## Problem description
What lines of the material below include the string "data"? Copy all of them.

Start of Source material

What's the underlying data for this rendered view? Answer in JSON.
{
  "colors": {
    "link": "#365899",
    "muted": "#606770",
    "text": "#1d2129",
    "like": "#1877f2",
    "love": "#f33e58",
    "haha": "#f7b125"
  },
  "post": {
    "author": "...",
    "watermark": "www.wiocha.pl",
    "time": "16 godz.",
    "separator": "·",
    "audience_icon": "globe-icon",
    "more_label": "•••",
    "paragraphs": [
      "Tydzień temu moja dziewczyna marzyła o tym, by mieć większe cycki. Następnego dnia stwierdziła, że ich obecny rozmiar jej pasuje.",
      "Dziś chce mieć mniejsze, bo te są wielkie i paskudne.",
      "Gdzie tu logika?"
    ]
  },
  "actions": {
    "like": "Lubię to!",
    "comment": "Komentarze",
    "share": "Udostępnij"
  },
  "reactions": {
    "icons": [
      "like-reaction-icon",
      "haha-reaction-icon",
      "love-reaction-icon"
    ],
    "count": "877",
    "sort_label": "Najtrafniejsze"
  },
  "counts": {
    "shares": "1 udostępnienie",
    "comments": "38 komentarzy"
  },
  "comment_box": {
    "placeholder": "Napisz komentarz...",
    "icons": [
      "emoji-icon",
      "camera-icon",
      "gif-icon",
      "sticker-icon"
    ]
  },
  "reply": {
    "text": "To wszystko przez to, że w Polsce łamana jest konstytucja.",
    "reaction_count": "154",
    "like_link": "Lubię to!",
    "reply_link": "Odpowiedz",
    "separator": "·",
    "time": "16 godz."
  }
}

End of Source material
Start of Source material

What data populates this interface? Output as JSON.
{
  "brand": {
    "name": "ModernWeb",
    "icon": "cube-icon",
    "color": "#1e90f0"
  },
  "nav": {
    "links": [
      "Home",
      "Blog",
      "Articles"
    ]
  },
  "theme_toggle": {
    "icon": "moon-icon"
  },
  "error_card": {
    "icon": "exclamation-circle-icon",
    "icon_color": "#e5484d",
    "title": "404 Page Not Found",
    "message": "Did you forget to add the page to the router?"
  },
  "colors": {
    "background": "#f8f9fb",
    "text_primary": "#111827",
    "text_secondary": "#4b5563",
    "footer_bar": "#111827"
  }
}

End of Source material

## Completed exercise
What's the underlying data for this rendered view? Answer in JSON.
What data populates this interface? Output as JSON.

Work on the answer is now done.